DOSAGE AND ADMINISTRATION
This tablet is most useful in patients experiencing dysphagia, particularly in those whose findings are deemed inconclusive by conventional methods. The problems associated with obtaining satisfactory films exhibiting complete filling of the pharynx and cricopharyngeal area make for difficult diagnosis in this region. In such cases, failure of the tablet to freely pass this site may indicate significant esophageal disease as cause of the symptoms, and may warrant further videographic studies.
The patient should be instructed to swallow one tablet intact, with the aid of one or two swallows of water, just prior to fluoroscopic examination.
Note: Using a tablet of known diameter (½ inch) not only illustrates the presence of a significant narrowing of the esophagus, but also provides a simple technique to measure the lumen at the site of the stricture. The most routinely used esophagoscope has external diameter of 36 French, and thus a tablet of corresponding half-inch diameter was selected. The actual diameter (in inches) of the narrow site is one-half the ratio of its measure value on the film to the measure of the tablet
How is E-Z Disk Supplied
barium sulfate tablet
|Labeler - E-Z-EM, INC. (002041226)|
|Registrant - E-Z-EM, INC. (002041226)|
|Confab Laboratories Inc||241754217||ANALYSIS(10361-778), MANUFACTURE(10361-778), LABEL(10361-778), PACK(10361-778)|
|E-Z-EM Canada Inc||204211163||ANALYSIS(10361-778)|
More about E-Z Disk (barium sulfate)

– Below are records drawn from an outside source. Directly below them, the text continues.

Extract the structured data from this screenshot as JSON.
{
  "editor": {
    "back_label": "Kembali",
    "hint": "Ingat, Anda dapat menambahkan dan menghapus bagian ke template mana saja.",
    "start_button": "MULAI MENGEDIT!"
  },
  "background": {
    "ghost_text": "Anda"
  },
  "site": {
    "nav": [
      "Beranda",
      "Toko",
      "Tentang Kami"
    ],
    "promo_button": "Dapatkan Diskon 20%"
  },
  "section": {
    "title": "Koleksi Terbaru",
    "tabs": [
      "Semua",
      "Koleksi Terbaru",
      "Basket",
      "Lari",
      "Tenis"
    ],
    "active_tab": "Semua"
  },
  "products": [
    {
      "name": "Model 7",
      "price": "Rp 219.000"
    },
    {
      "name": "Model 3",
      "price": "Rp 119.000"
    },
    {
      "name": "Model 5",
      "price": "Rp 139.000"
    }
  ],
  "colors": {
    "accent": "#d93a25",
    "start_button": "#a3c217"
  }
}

- E-Z Disk Side Effects
- During Pregnancy or Breastfeeding
- Dosage Information
- 0 Reviews
- Drug class: non-iodinated contrast media